ASSIGNMENT: Please return all of the data exactly as written.

SUPPLIED DATA:
• • •

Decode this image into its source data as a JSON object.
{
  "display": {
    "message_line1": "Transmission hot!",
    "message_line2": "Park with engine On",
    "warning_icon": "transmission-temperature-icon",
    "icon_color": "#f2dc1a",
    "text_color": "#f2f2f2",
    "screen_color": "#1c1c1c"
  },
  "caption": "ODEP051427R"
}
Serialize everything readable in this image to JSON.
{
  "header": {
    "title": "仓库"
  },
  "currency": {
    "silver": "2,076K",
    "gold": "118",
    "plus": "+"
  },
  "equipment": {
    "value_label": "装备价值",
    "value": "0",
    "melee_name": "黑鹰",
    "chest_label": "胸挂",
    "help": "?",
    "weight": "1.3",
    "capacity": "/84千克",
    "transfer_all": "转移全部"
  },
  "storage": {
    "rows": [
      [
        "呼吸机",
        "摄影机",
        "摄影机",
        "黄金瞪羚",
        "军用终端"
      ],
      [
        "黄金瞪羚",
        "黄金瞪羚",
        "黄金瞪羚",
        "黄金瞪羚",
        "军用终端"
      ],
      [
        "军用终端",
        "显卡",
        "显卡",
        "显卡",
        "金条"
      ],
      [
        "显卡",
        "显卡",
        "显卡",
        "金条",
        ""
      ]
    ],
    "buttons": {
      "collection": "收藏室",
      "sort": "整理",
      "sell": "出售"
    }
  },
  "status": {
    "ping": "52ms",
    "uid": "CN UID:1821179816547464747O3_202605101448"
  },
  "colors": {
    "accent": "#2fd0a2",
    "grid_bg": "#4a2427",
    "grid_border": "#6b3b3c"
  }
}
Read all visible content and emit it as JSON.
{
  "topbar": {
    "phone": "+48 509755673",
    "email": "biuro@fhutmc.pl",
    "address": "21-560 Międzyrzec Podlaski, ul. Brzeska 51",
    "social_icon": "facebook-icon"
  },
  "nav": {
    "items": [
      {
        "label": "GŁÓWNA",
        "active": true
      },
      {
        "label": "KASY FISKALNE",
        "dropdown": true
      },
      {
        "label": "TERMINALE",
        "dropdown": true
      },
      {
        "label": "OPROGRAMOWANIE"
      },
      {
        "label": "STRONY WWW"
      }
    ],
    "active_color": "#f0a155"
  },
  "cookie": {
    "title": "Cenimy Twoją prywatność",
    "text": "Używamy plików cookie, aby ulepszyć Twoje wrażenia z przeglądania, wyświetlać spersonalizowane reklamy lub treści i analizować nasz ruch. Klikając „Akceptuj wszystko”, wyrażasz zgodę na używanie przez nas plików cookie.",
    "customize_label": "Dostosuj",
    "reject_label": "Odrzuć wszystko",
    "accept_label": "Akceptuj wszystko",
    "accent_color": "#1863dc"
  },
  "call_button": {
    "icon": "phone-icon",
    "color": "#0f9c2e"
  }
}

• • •

ANSWER BOX:
Decode this image into its source data as a JSON object.
{
  "display": {
    "message_line1": "Transmission hot!",
    "message_line2": "Park with engine On",
    "warning_icon": "transmission-temperature-icon",
    "icon_color": "#f2dc1a",
    "text_color": "#f2f2f2",
    "screen_color": "#1c1c1c"
  },
  "caption": "ODEP051427R"
}
Serialize everything readable in this image to JSON.
{
  "header": {
    "title": "仓库"
  },
  "currency": {
    "silver": "2,076K",
    "gold": "118",
    "plus": "+"
  },
  "equipment": {
    "value_label": "装备价值",
    "value": "0",
    "melee_name": "黑鹰",
    "chest_label": "胸挂",
    "help": "?",
    "weight": "1.3",
    "capacity": "/84千克",
    "transfer_all": "转移全部"
  },
  "storage": {
    "rows": [
      [
        "呼吸机",
        "摄影机",
        "摄影机",
        "黄金瞪羚",
        "军用终端"
      ],
      [
        "黄金瞪羚",
        "黄金瞪羚",
        "黄金瞪羚",
        "黄金瞪羚",
        "军用终端"
      ],
      [
        "军用终端",
        "显卡",
        "显卡",
        "显卡",
        "金条"
      ],
      [
        "显卡",
        "显卡",
        "显卡",
        "金条",
        ""
      ]
    ],
    "buttons": {
      "collection": "收藏室",
      "sort": "整理",
      "sell": "出售"
    }
  },
  "status": {
    "ping": "52ms",
    "uid": "CN UID:1821179816547464747O3_202605101448"
  },
  "colors": {
    "accent": "#2fd0a2",
    "grid_bg": "#4a2427",
    "grid_border": "#6b3b3c"
  }
}
Read all visible content and emit it as JSON.
{
  "topbar": {
    "phone": "+48 509755673",
    "email": "biuro@fhutmc.pl",
    "address": "21-560 Międzyrzec Podlaski, ul. Brzeska 51",
    "social_icon": "facebook-icon"
  },
  "nav": {
    "items": [
      {
        "label": "GŁÓWNA",
        "active": true
      },
      {
        "label": "KASY FISKALNE",
        "dropdown": true
      },
      {
        "label": "TERMINALE",
        "dropdown": true
      },
      {
        "label": "OPROGRAMOWANIE"
      },
      {
        "label": "STRONY WWW"
      }
    ],
    "active_color": "#f0a155"
  },
  "cookie": {
    "title": "Cenimy Twoją prywatność",
    "text": "Używamy plików cookie, aby ulepszyć Twoje wrażenia z przeglądania, wyświetlać spersonalizowane reklamy lub treści i analizować nasz ruch. Klikając „Akceptuj wszystko”, wyrażasz zgodę na używanie przez nas plików cookie.",
    "customize_label": "Dostosuj",
    "reject_label": "Odrzuć wszystko",
    "accept_label": "Akceptuj wszystko",
    "accent_color": "#1863dc"
  },
  "call_button": {
    "icon": "phone-icon",
    "color": "#0f9c2e"
  }
}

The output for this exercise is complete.